[Opening MATERIAL FOR THIS EXERCISE section]
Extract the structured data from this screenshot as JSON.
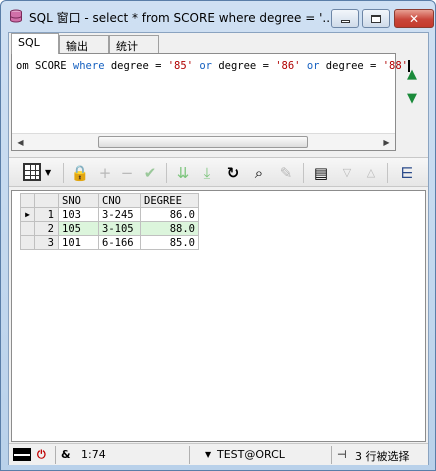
{
  "window": {
    "title": "SQL 窗口 - select * from SCORE where degree = '...",
    "min_glyph": "",
    "close_glyph": "✕"
  },
  "tabs": [
    {
      "label": "SQL",
      "active": true
    },
    {
      "label": "输出",
      "active": false
    },
    {
      "label": "统计",
      "active": false
    }
  ],
  "editor": {
    "seg1": "om SCORE ",
    "kw_where": "where",
    "seg2": " degree = ",
    "str1": "'85'",
    "kw_or1": " or",
    "seg3": " degree = ",
    "str2": "'86'",
    "kw_or2": " or",
    "seg4": " degree = ",
    "str3": "'88'"
  },
  "side_buttons": {
    "up": "▲",
    "down": "▼"
  },
  "grid": {
    "columns": [
      "SNO",
      "CNO",
      "DEGREE"
    ],
    "rows": [
      {
        "rownum": "1",
        "sno": "103",
        "cno": "3-245",
        "degree": "86.0"
      },
      {
        "rownum": "2",
        "sno": "105",
        "cno": "3-105",
        "degree": "88.0"
      },
      {
        "rownum": "3",
        "sno": "101",
        "cno": "6-166",
        "degree": "85.0"
      }
    ],
    "current_row_marker": "▶",
    "highlight_color": "#dcf5dc"
  },
  "status": {
    "position": "1:74",
    "connection": "TEST@ORCL",
    "rows_info": "3 行被选择",
    "amp": "&"
  },
  "colors": {
    "keyword": "#1560c0",
    "string": "#b00000",
    "accent_green": "#1a8a3a"
  }
}
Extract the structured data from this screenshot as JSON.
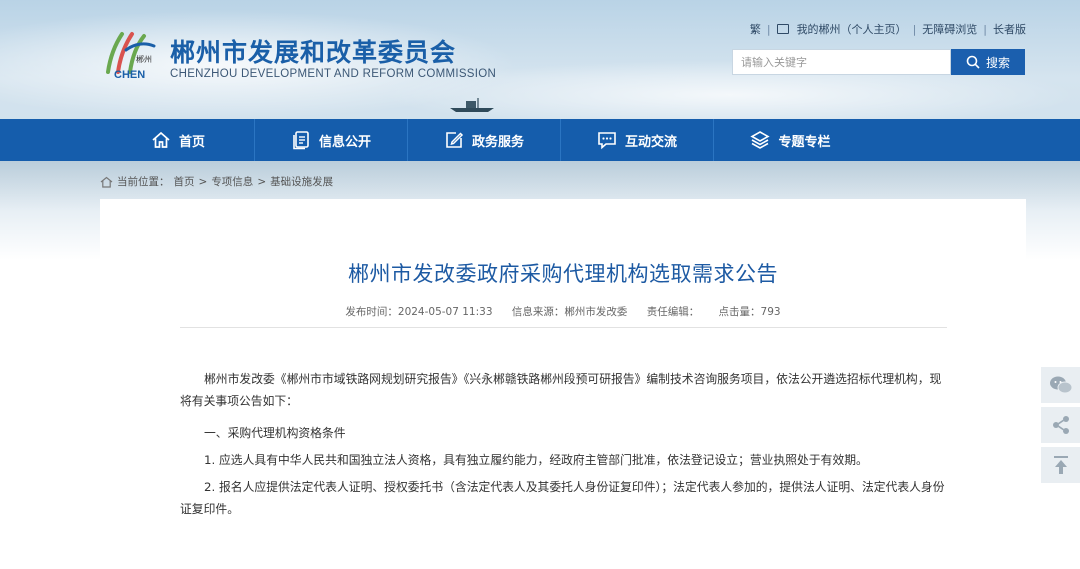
{
  "header": {
    "site_name_cn": "郴州市发展和改革委员会",
    "site_name_en": "CHENZHOU DEVELOPMENT AND REFORM COMMISSION",
    "logo_small_text": "郴州",
    "logo_word": "CHEN",
    "top_links": {
      "traditional": "繁",
      "my_chenzhou": "我的郴州（个人主页）",
      "accessible": "无障碍浏览",
      "elder": "长者版"
    },
    "search": {
      "placeholder": "请输入关键字",
      "button_label": "搜索"
    }
  },
  "nav": {
    "items": [
      {
        "label": "首页",
        "icon": "home-icon"
      },
      {
        "label": "信息公开",
        "icon": "document-icon"
      },
      {
        "label": "政务服务",
        "icon": "edit-icon"
      },
      {
        "label": "互动交流",
        "icon": "chat-icon"
      },
      {
        "label": "专题专栏",
        "icon": "layers-icon"
      }
    ]
  },
  "breadcrumb": {
    "prefix": "当前位置：",
    "items": [
      "首页",
      "专项信息",
      "基础设施发展"
    ],
    "separator": ">"
  },
  "article": {
    "title": "郴州市发改委政府采购代理机构选取需求公告",
    "meta": {
      "published": "发布时间：2024-05-07 11:33",
      "source": "信息来源：郴州市发改委",
      "editor": "责任编辑：",
      "views": "点击量：793"
    },
    "paragraphs": [
      "郴州市发改委《郴州市市域铁路网规划研究报告》《兴永郴赣铁路郴州段预可研报告》编制技术咨询服务项目，依法公开遴选招标代理机构，现将有关事项公告如下：",
      "一、采购代理机构资格条件",
      "1. 应选人具有中华人民共和国独立法人资格，具有独立履约能力，经政府主管部门批准，依法登记设立；营业执照处于有效期。",
      "2. 报名人应提供法定代表人证明、授权委托书（含法定代表人及其委托人身份证复印件）；法定代表人参加的，提供法人证明、法定代表人身份证复印件。"
    ]
  },
  "side_tools": [
    "wechat-icon",
    "share-icon",
    "back-to-top-icon"
  ],
  "colors": {
    "brand_blue": "#155dac",
    "title_blue": "#1d5aa3",
    "logo_green": "#6aa84f"
  }
}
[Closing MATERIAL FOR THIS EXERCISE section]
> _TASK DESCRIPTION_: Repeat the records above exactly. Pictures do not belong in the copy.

> _ANSWER TO THIS TASK_:
Extract the structured data from this screenshot as JSON.
{
  "window": {
    "title": "SQL 窗口 - select * from SCORE where degree = '...",
    "min_glyph": "",
    "close_glyph": "✕"
  },
  "tabs": [
    {
      "label": "SQL",
      "active": true
    },
    {
      "label": "输出",
      "active": false
    },
    {
      "label": "统计",
      "active": false
    }
  ],
  "editor": {
    "seg1": "om SCORE ",
    "kw_where": "where",
    "seg2": " degree = ",
    "str1": "'85'",
    "kw_or1": " or",
    "seg3": " degree = ",
    "str2": "'86'",
    "kw_or2": " or",
    "seg4": " degree = ",
    "str3": "'88'"
  },
  "side_buttons": {
    "up": "▲",
    "down": "▼"
  },
  "grid": {
    "columns": [
      "SNO",
      "CNO",
      "DEGREE"
    ],
    "rows": [
      {
        "rownum": "1",
        "sno": "103",
        "cno": "3-245",
        "degree": "86.0"
      },
      {
        "rownum": "2",
        "sno": "105",
        "cno": "3-105",
        "degree": "88.0"
      },
      {
        "rownum": "3",
        "sno": "101",
        "cno": "6-166",
        "degree": "85.0"
      }
    ],
    "current_row_marker": "▶",
    "highlight_color": "#dcf5dc"
  },
  "status": {
    "position": "1:74",
    "connection": "TEST@ORCL",
    "rows_info": "3 行被选择",
    "amp": "&"
  },
  "colors": {
    "keyword": "#1560c0",
    "string": "#b00000",
    "accent_green": "#1a8a3a"
  }
}
Extract the structured data from this screenshot as JSON.
{
  "header": {
    "site_name_cn": "郴州市发展和改革委员会",
    "site_name_en": "CHENZHOU DEVELOPMENT AND REFORM COMMISSION",
    "logo_small_text": "郴州",
    "logo_word": "CHEN",
    "top_links": {
      "traditional": "繁",
      "my_chenzhou": "我的郴州（个人主页）",
      "accessible": "无障碍浏览",
      "elder": "长者版"
    },
    "search": {
      "placeholder": "请输入关键字",
      "button_label": "搜索"
    }
  },
  "nav": {
    "items": [
      {
        "label": "首页",
        "icon": "home-icon"
      },
      {
        "label": "信息公开",
        "icon": "document-icon"
      },
      {
        "label": "政务服务",
        "icon": "edit-icon"
      },
      {
        "label": "互动交流",
        "icon": "chat-icon"
      },
      {
        "label": "专题专栏",
        "icon": "layers-icon"
      }
    ]
  },
  "breadcrumb": {
    "prefix": "当前位置：",
    "items": [
      "首页",
      "专项信息",
      "基础设施发展"
    ],
    "separator": ">"
  },
  "article": {
    "title": "郴州市发改委政府采购代理机构选取需求公告",
    "meta": {
      "published": "发布时间：2024-05-07 11:33",
      "source": "信息来源：郴州市发改委",
      "editor": "责任编辑：",
      "views": "点击量：793"
    },
    "paragraphs": [
      "郴州市发改委《郴州市市域铁路网规划研究报告》《兴永郴赣铁路郴州段预可研报告》编制技术咨询服务项目，依法公开遴选招标代理机构，现将有关事项公告如下：",
      "一、采购代理机构资格条件",
      "1. 应选人具有中华人民共和国独立法人资格，具有独立履约能力，经政府主管部门批准，依法登记设立；营业执照处于有效期。",
      "2. 报名人应提供法定代表人证明、授权委托书（含法定代表人及其委托人身份证复印件）；法定代表人参加的，提供法人证明、法定代表人身份证复印件。"
    ]
  },
  "side_tools": [
    "wechat-icon",
    "share-icon",
    "back-to-top-icon"
  ],
  "colors": {
    "brand_blue": "#155dac",
    "title_blue": "#1d5aa3",
    "logo_green": "#6aa84f"
  }
}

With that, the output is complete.